CMC a ubiquitous presence in dozens of bizav products
“When you think of a Honeywell navigation system, it’s in fact, built on a CMC unit,” said Bruce Bailey, v-p of commercial aviation at CMC Electronics, which is exhibiting in Orlando this week in Booth No. 2967. “We’re kind of like the campaign for ‘Intel Inside’ with regard to a number of brands. We’ve probably got 15,000 to 20,000 GPS sensors in the field in almost any platform, and of course we put it in our own FMS. We’ve been working at letting people know all this.”
CMC Electronics, which, a little over a year ago, was acquired by Esterline Corp. of Bellevue, Wash., is focusing its attention here this week on its electronic flight bag (EFB) line. “In 2001 we were probably doing 10 percent of commercial aviation sales in the bizav sector,” said Bailey. “We’re just closing on next year’s budget but I expect it to be in the 40-percent range. The key areas are flight bags and enhanced-vision systems. The market sector itself is growing. Ten years ago EFBs did not exist, and now we’re on our second-generation version and we’re shipping 100 per month.”
The company’s PilotView EFB is a Class 2 unit with an XGA display to enable paperless access to aircraft data, procedures manuals and interactive charts.
CMC is also displaying its SureSight integrated sensory systems for third-generation and improved second-generation enhanced flight vision systems (EFVS) introduced last year. It is showing the CMA-2600i for the Challenger 605 and the CMA-2700 for the Bombardier Global Vision flight deck.

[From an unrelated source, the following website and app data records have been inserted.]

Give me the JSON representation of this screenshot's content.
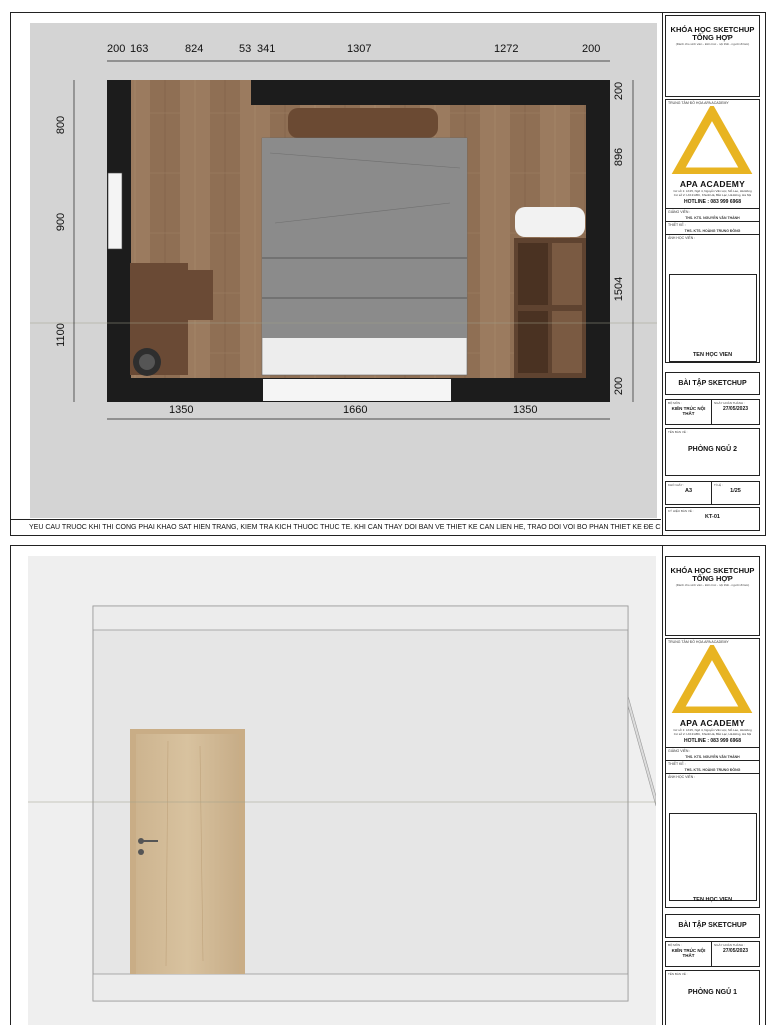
{
  "sheet1": {
    "note": "YEU CAU TRUOC KHI THI CONG PHAI KHAO SAT HIEN TRANG, KIEM TRA KICH THUOC THUC TE. KHI CAN THAY DOI BAN VE THIET KE CAN LIEN HE, TRAO DOI VOI BO PHAN THIET KE ĐE CHINH SUA",
    "dims_top": [
      "200",
      "163",
      "824",
      "53",
      "341",
      "1307",
      "1272",
      "200"
    ],
    "dims_bottom": [
      "1350",
      "1660",
      "1350"
    ],
    "dims_left": [
      "800",
      "900",
      "1100"
    ],
    "dims_right": [
      "200",
      "896",
      "1504",
      "200"
    ],
    "title_block": {
      "course_title": "KHÓA HỌC SKETCHUP TỔNG HỢP",
      "course_sub": "(Dành cho sinh viên - kiến trúc - nội thất - người đi làm)",
      "center_label": "TRUNG TÂM ĐỒ HỌA APA ACADEMY",
      "logo_name": "APA ACADEMY",
      "address1": "Cơ sở 1: LK15, Ngõ 4, Nguyễn Văn Lộc, Mỗ Lao, Hà Đông",
      "address2": "Cơ sở 2: LK19 ABC, Khuất Hà, Bắc Lạc, Hà Đông, Hà Nội",
      "hotline": "HOTLINE : 083 999 6968",
      "teacher_label": "GIẢNG VIÊN :",
      "teacher": "THS. KTS. NGUYỄN VĂN THÀNH",
      "reviewer_label": "THIẾT KẾ :",
      "reviewer": "THS. KTS. HOÀNG TRUNG ĐÔNG",
      "photo_label": "ẢNH HỌC VIÊN :",
      "student": "TEN HỌC VIEN",
      "assignment": "BÀI TẬP SKETCHUP",
      "subject_label": "BỘ MÔN :",
      "subject": "KIẾN TRÚC NỘI THẤT",
      "date_label": "NGÀY HOÀN THÀNH :",
      "date": "27/05/2023",
      "drawing_label": "TÊN BẢN VẼ :",
      "drawing_name": "PHÒNG NGỦ 2",
      "paper_label": "KHỔ GIẤY :",
      "paper": "A3",
      "scale_label": "TỈ LỆ :",
      "scale": "1/25",
      "sheet_label": "KÝ HIỆU BẢN VẼ :",
      "sheet_no": "KT-01"
    }
  },
  "sheet2": {
    "title_block": {
      "course_title": "KHÓA HỌC SKETCHUP TỔNG HỢP",
      "course_sub": "(Dành cho sinh viên - kiến trúc - nội thất - người đi làm)",
      "center_label": "TRUNG TÂM ĐỒ HỌA APA ACADEMY",
      "logo_name": "APA ACADEMY",
      "address1": "Cơ sở 1: LK15, Ngõ 4, Nguyễn Văn Lộc, Mỗ Lao, Hà Đông",
      "address2": "Cơ sở 2: LK19 ABC, Khuất Hà, Bắc Lạc, Hà Đông, Hà Nội",
      "hotline": "HOTLINE : 083 999 6968",
      "teacher_label": "GIẢNG VIÊN :",
      "teacher": "THS. KTS. NGUYỄN VĂN THÀNH",
      "reviewer_label": "THIẾT KẾ :",
      "reviewer": "THS. KTS. HOÀNG TRUNG ĐÔNG",
      "photo_label": "ẢNH HỌC VIÊN :",
      "student": "TEN HỌC VIEN",
      "assignment": "BÀI TẬP SKETCHUP",
      "subject_label": "BỘ MÔN :",
      "subject": "KIẾN TRÚC NỘI THẤT",
      "date_label": "NGÀY HOÀN THÀNH :",
      "date": "27/05/2023",
      "drawing_label": "TÊN BẢN VẼ :",
      "drawing_name": "PHÒNG NGỦ 1"
    }
  },
  "colors": {
    "logo_yellow": "#e8b422",
    "wall": "#1c1c1c",
    "wood": "#9a7a5e",
    "bed_gray": "#8b8b8b"
  }
}
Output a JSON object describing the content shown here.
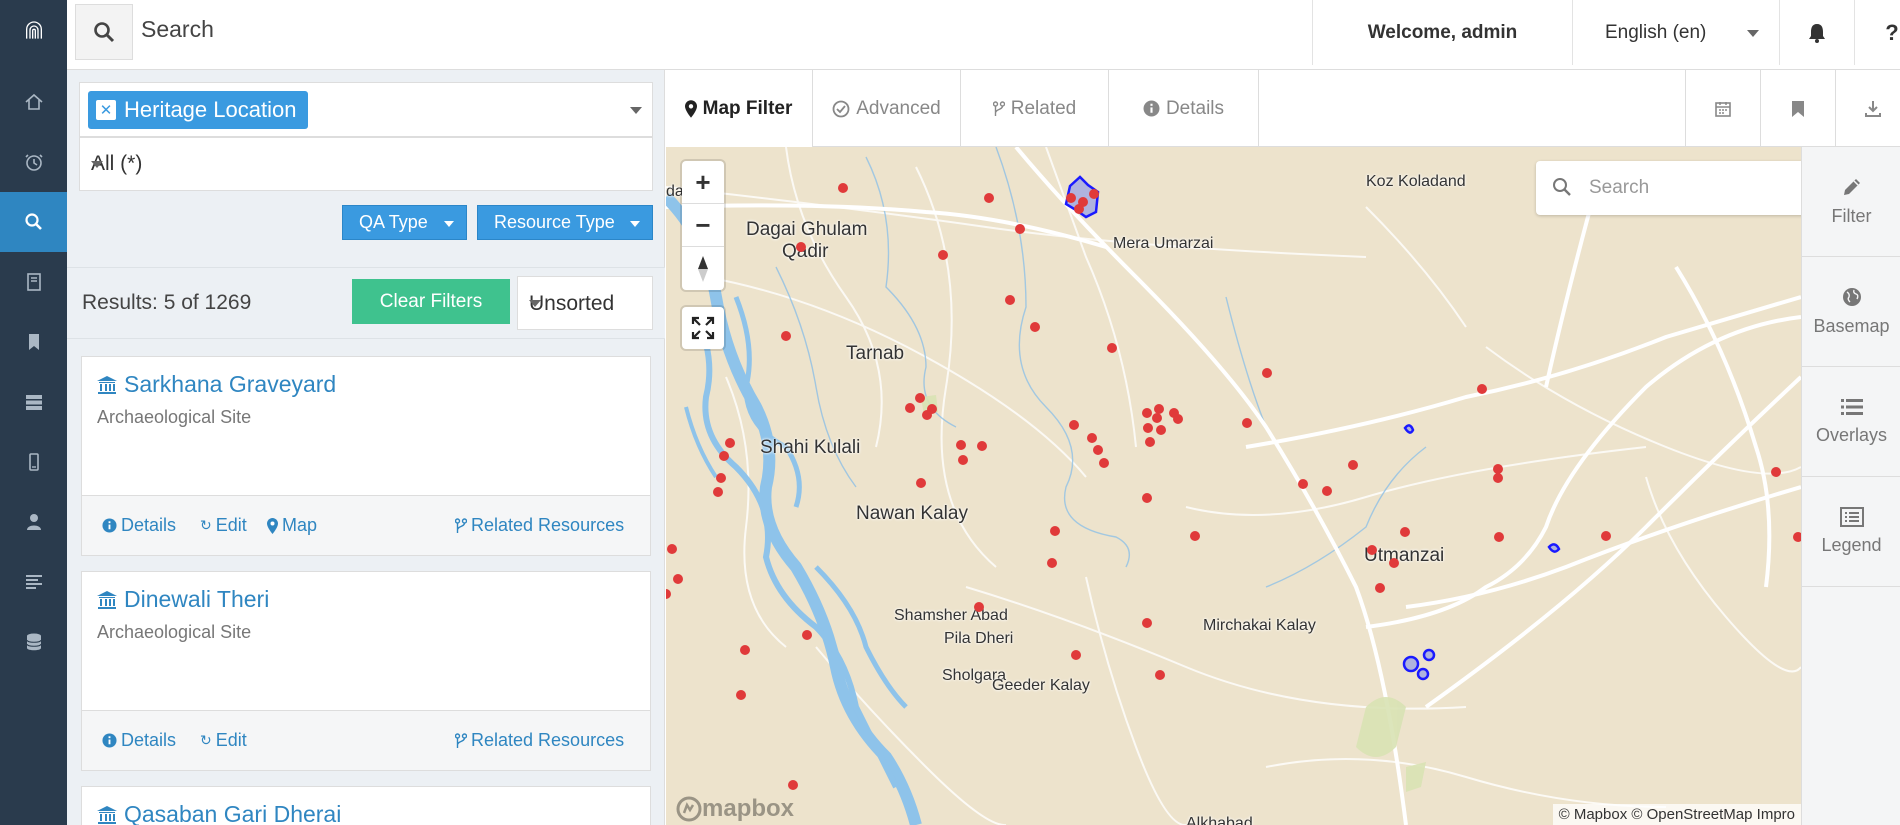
{
  "app": {
    "logo_icon": "arches-logo-icon"
  },
  "rail": {
    "items": [
      "home-icon",
      "clock-icon",
      "search-icon",
      "book-icon",
      "bookmark-icon",
      "server-icon",
      "mobile-icon",
      "user-icon",
      "list-icon",
      "database-icon"
    ],
    "active": "search-icon"
  },
  "topbar": {
    "search_label": "Search",
    "welcome": "Welcome, admin",
    "language": "English (en)"
  },
  "panel": {
    "resource_tag": "Heritage Location",
    "filter_select": "All (*)",
    "qa_type_label": "QA Type",
    "resource_type_label": "Resource Type",
    "results_text": "Results: 5 of 1269",
    "clear_filters_label": "Clear Filters",
    "sort_value": "Unsorted"
  },
  "results": [
    {
      "title": "Sarkhana Graveyard",
      "subtitle": "Archaeological Site",
      "details": "Details",
      "edit": "Edit",
      "map": "Map",
      "related": "Related Resources"
    },
    {
      "title": "Dinewali Theri",
      "subtitle": "Archaeological Site",
      "details": "Details",
      "edit": "Edit",
      "related": "Related Resources"
    },
    {
      "title": "Qasaban Gari Dherai"
    }
  ],
  "tabs": {
    "map_filter": "Map Filter",
    "advanced": "Advanced",
    "related": "Related",
    "details": "Details"
  },
  "map": {
    "search_placeholder": "Search",
    "attribution": "© Mapbox © OpenStreetMap Impro",
    "mapbox_logo": "mapbox",
    "places": {
      "koz_koladand": "Koz Koladand",
      "dagai_ghulam_qadir_1": "Dagai Ghulam",
      "dagai_ghulam_qadir_2": "Qadir",
      "mera_umarzai": "Mera Umarzai",
      "tarnab": "Tarnab",
      "shahi_kulali": "Shahi Kulali",
      "nawan_kalay": "Nawan Kalay",
      "utmanzai": "Utmanzai",
      "shamsher_abad": "Shamsher Abad",
      "pila_dheri": "Pila Dheri",
      "mirchakai_kalay": "Mirchakai Kalay",
      "sholgara": "Sholgara",
      "geeder_kalay": "Geeder Kalay",
      "partial_top": "da...hi",
      "partial_bottom": "Alkhabad"
    },
    "site_marker_color": "#e03a3a",
    "polygon_color": "#1a1aff"
  },
  "side_panel": {
    "filter": "Filter",
    "basemap": "Basemap",
    "overlays": "Overlays",
    "legend": "Legend"
  }
}
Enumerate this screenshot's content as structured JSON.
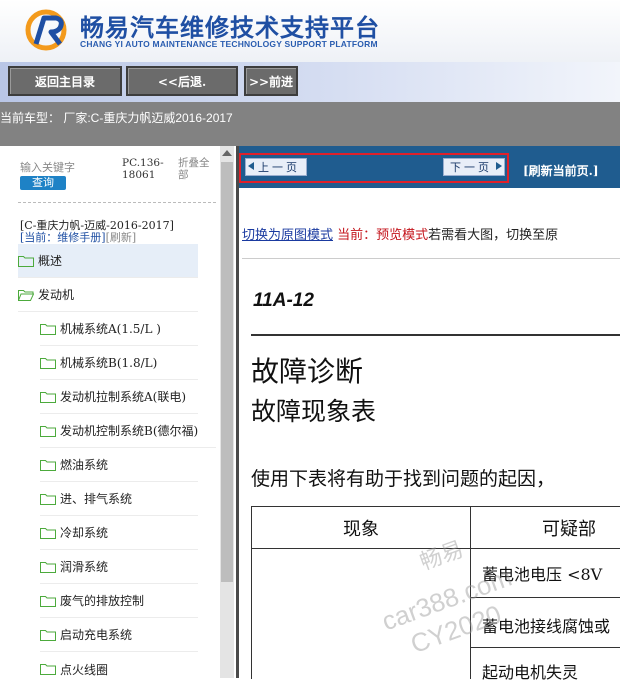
{
  "header": {
    "title_cn": "畅易汽车维修技术支持平台",
    "title_en": "CHANG YI AUTO MAINTENANCE TECHNOLOGY SUPPORT PLATFORM"
  },
  "nav": {
    "home": "返回主目录",
    "back": "<<后退.",
    "forward": ">>前进"
  },
  "current_vehicle": "当前车型： 厂家:C-重庆力帆迈威2016-2017",
  "sidebar": {
    "search_placeholder": "输入关键字",
    "search_button": "查询",
    "pc_code": "PC.136-18061",
    "fold_all": "折叠全部",
    "breadcrumb_vehicle": "[C-重庆力帆-迈威-2016-2017]",
    "breadcrumb_current": "[当前：维修手册]",
    "breadcrumb_refresh": "[刷新]",
    "items": [
      {
        "label": "概述"
      },
      {
        "label": "发动机"
      },
      {
        "label": "机械系统A(1.5/L )"
      },
      {
        "label": "机械系统B(1.8/L)"
      },
      {
        "label": "发动机拉制系统A(联电)"
      },
      {
        "label": "发动机控制系统B(德尔福)"
      },
      {
        "label": "燃油系统"
      },
      {
        "label": "进、排气系统"
      },
      {
        "label": "冷却系统"
      },
      {
        "label": "润滑系统"
      },
      {
        "label": "废气的排放控制"
      },
      {
        "label": "启动充电系统"
      },
      {
        "label": "点火线圈"
      }
    ]
  },
  "pager": {
    "prev": "上一页",
    "next": "下一页",
    "refresh": "[刷新当前页.]"
  },
  "mode": {
    "switch_link": "切换为原图模式",
    "current": "当前：预览模式",
    "hint": "若需看大图，切换至原"
  },
  "document": {
    "code": "11A-12",
    "h1": "故障诊断",
    "h2": "故障现象表",
    "intro": "使用下表将有助于找到问题的起因，",
    "table_headers": [
      "现象",
      "可疑部"
    ],
    "rows": [
      "蓄电池电压 <8V",
      "蓄电池接线腐蚀或",
      "起动电机失灵"
    ]
  },
  "watermark": {
    "line1": "畅易",
    "line2": "car388.com",
    "line3": "CY2020"
  },
  "colors": {
    "brand_blue": "#1f4fa3",
    "pager_bar": "#1f5c8f",
    "highlight_red": "#e0202a",
    "mode_red": "#c4151c"
  }
}
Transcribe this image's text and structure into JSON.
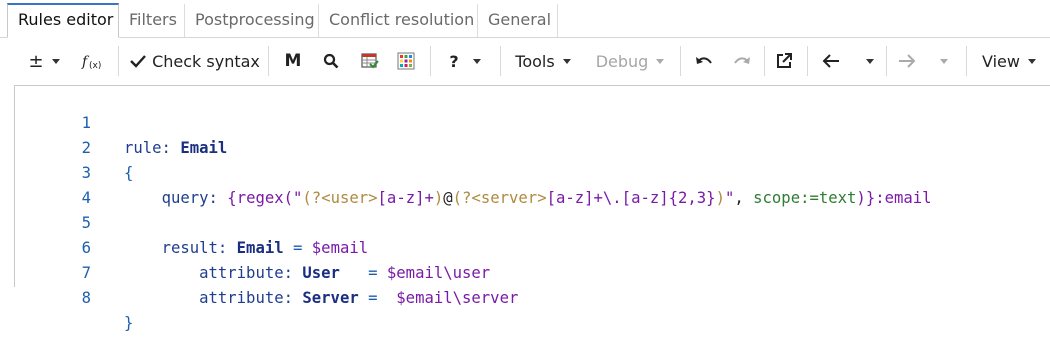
{
  "tabs": [
    "Rules editor",
    "Filters",
    "Postprocessing",
    "Conflict resolution",
    "General"
  ],
  "toolbar": {
    "plus_minus": "±",
    "fx": "fx",
    "check_syntax": "Check syntax",
    "m": "M",
    "help": "?",
    "tools": "Tools",
    "debug": "Debug",
    "view": "View"
  },
  "editor": {
    "line_numbers": [
      "1",
      "2",
      "3",
      "4",
      "5",
      "6",
      "7",
      "8"
    ],
    "lines": {
      "l1": {
        "kw": "rule:",
        "name": "Email"
      },
      "l2": {
        "brace": "{"
      },
      "l3": {
        "indent": "    ",
        "kw": "query:",
        "t1": "{",
        "t2": "regex",
        "t3": "(",
        "t4": "\"",
        "t5": "(?<",
        "t6": "user",
        "t7": ">",
        "t8": "[a-z]+",
        "t9": ")",
        "t10": "@",
        "t11": "(?<",
        "t12": "server",
        "t13": ">",
        "t14": "[a-z]+\\.[a-z]{2,3}",
        "t15": ")",
        "t16": "\"",
        "t17": ", ",
        "t18": "scope:=text",
        "t19": ")",
        "t20": "}",
        "t21": ":email"
      },
      "l5": {
        "indent": "    ",
        "kw": "result:",
        "name": "Email",
        "eq": " = ",
        "val": "$email"
      },
      "l6": {
        "indent": "        ",
        "kw": "attribute:",
        "name": "User",
        "eq": "   = ",
        "val": "$email\\user"
      },
      "l7": {
        "indent": "        ",
        "kw": "attribute:",
        "name": "Server",
        "eq": " =  ",
        "val": "$email\\server"
      },
      "l8": {
        "brace": "}"
      }
    }
  },
  "colors": {
    "accent_tab": "#3a75c4",
    "keyword": "#1f3e8f",
    "variable": "#7a1aa8",
    "line_number": "#1e5fae"
  }
}
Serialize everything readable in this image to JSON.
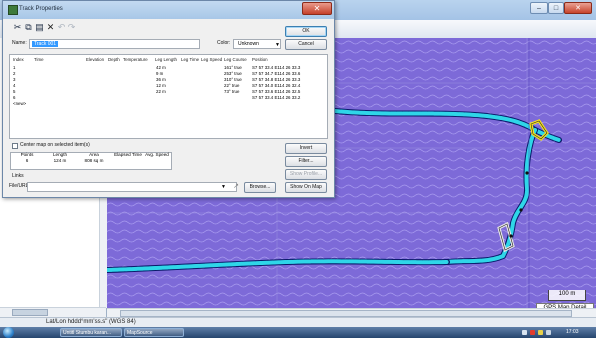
{
  "dialog": {
    "title": "Track Properties",
    "toolbar_icons": [
      "cut-icon",
      "copy-icon",
      "paste-icon",
      "delete-icon",
      "undo-icon",
      "redo-icon"
    ],
    "name_label": "Name:",
    "name_value": "Track 001",
    "color_label": "Color:",
    "color_value": "Unknown",
    "ok_label": "OK",
    "cancel_label": "Cancel",
    "columns": [
      "Index",
      "Time",
      "Elevation",
      "Depth",
      "Temperature",
      "Leg Length",
      "Leg Time",
      "Leg Speed",
      "Leg Course",
      "Position"
    ],
    "rows": [
      {
        "index": "1",
        "leg_length": "42 m",
        "leg_course": "161° true",
        "position": "S7 57 33.4 E114 26 33.3"
      },
      {
        "index": "2",
        "leg_length": "9 m",
        "leg_course": "253° true",
        "position": "S7 57 34.7 E114 26 33.6"
      },
      {
        "index": "3",
        "leg_length": "36 m",
        "leg_course": "310° true",
        "position": "S7 57 34.8 E114 26 33.3"
      },
      {
        "index": "4",
        "leg_length": "12 m",
        "leg_course": "22° true",
        "position": "S7 57 34.0 E114 26 32.4"
      },
      {
        "index": "5",
        "leg_length": "22 m",
        "leg_course": "73° true",
        "position": "S7 57 33.6 E114 26 32.5"
      },
      {
        "index": "6",
        "leg_length": "",
        "leg_course": "",
        "position": "S7 57 33.4 E114 26 33.2"
      }
    ],
    "new_row_label": "<new>",
    "center_map_label": "Center map on selected item(s)",
    "invert_label": "Invert",
    "filter_label": "Filter...",
    "show_profile_label": "Show Profile...",
    "show_on_map_label": "Show On Map",
    "summary_headers": [
      "Points",
      "Length",
      "Area",
      "Elapsed Time",
      "Avg. Speed"
    ],
    "summary_values": [
      "6",
      "124 m",
      "808 sq m",
      "",
      ""
    ],
    "links_label": "Links",
    "file_url_label": "File/URL:",
    "browse_label": "Browse...",
    "file_url_value": ""
  },
  "map": {
    "scale_label": "100 m",
    "map_detail_label": "GPS Map Detail",
    "background_color": "#7d6ad8",
    "track_color": "#2fd6e8",
    "track_outline": "#0a1a6a"
  },
  "status": {
    "text": "Lat/Lon hddd°mm'ss.s\" (WGS 84)"
  },
  "taskbar": {
    "buttons": [
      "Untitl Stumbu karan...",
      "MapSource"
    ],
    "clock": "17:03"
  }
}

“In terms of captured market we have about 70 percent in the high end of infrared cameras that have achieved landing credits, as opposed to the low-end EVS for situational awareness,” said Bailey. “We’ve been selected for the Challenger 605 for delivery next year. In a couple of years we’ll be supplying the next generations of the Global Express with zour next-generation EVS, with much higher resolution,” said Bailey.